Peru Holds US Woman
Reuters -- Tuesday, 5 December 1995 5:40 PM EST
LIMA (Reuters) - U.S. consular officials have visited a 26-year-old American woman being held in Peru on suspicion she may be linked to a leftist guerrillas who were captured after a bloody all-night siege last week, a U.S. Embassy spokeswoman said Monday.
The woman, identified as Lori Berenson of New York, appeared to be in good condition, the spokeswoman said, adding that she could provide no further information. ``She has not waived her privacy rights,'' the spokeswoman said. ``We have no further details.''

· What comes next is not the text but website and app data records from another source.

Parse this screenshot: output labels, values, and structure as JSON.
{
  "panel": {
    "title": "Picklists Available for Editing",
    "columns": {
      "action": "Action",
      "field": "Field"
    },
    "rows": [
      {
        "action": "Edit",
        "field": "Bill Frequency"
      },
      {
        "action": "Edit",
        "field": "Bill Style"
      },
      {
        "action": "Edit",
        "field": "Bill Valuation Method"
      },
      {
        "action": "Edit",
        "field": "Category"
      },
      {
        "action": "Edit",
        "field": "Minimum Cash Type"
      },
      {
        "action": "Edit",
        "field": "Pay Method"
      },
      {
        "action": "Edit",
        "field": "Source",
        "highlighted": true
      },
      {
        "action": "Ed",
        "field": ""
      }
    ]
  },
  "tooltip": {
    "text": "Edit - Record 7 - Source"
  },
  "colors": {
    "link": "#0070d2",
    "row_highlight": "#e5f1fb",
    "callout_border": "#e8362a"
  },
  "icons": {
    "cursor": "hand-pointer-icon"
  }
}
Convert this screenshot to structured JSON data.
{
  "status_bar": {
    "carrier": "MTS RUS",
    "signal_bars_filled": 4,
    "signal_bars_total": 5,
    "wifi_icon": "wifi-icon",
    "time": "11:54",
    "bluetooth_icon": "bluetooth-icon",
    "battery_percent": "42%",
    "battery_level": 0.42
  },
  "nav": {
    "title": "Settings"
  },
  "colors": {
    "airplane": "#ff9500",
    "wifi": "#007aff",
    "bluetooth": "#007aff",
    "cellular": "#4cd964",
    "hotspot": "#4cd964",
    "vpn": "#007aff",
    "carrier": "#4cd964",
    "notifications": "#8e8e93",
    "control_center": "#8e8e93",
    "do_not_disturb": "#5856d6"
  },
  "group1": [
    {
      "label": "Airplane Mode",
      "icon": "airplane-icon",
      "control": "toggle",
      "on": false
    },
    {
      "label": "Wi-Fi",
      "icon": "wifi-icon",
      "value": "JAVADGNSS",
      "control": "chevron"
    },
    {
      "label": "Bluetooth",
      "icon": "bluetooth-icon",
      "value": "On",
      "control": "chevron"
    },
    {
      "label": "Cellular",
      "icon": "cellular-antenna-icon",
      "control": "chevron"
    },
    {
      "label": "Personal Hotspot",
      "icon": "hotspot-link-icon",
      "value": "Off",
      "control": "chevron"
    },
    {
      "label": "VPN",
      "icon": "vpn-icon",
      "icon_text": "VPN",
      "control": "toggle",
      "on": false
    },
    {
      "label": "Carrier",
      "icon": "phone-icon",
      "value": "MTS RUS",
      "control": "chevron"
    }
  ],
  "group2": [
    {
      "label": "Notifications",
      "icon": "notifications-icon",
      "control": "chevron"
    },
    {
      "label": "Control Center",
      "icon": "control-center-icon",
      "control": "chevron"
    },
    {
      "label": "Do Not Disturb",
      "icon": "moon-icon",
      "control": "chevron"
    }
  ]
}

Police sources said Berenson was being held at anti-terrorist police headquarters in downtown Lima. She has not been formally charged yet, police sources said. Under Peruvian anti-terrorist law, guerrilla suspects may be held for 15 days without charge. President Alberto Fujimori said Sunday that Berenson, her Panamanian partner and a Bolivian woman were among close to 20 Tupac maru Revolutionary Movement (MRTA) guerrillas captured on Thursday night and early on Friday. Fujimori charged that Berenson aided rebels, including no. 2 MRTA leader Miguel Rincon, who were planning an attack on Congress by renting them a safe house in the La Molina district and buying them food.
Police raided the home, sparking fierce firefights and a 12-hour siege backed by armored vehicles and helicopters on a group of homes where rebels had fled and seized hostages. The incident left three guerrillas and one policeman dead and a dozen wounded.
The New York Times reported Tuesday that Berenson's mother, Rhoda Berenson, had spoken with her daughter by telephone Monday. She was quoted as saying her daughter described the allegations as preposterous. The mother said that her daughter had been visiting South America for several years, but knew little of her activities there. Congress Vice President Victor Joy Way told local television that Berenson had visited congress four times, identifying herself as a journalist for a New York-based magazine. He did not give the magazine's name. He added that she was accompanied by a Bolivian woman who passed herself off as a photographer. Joy Way said security at Congress has been stepped up as a result.
Fifteen years of guerrilla war in Peru have killed nearly 30,000 people and caused $23 billion in infrastructure damage. The MRTA is the smaller of two Peruvian rebel movements. But both the MRTA, a Cuban-style revolutionary group, and the Maoist Shining Path group have been severely weakened since their founding leaders were captured in 1992.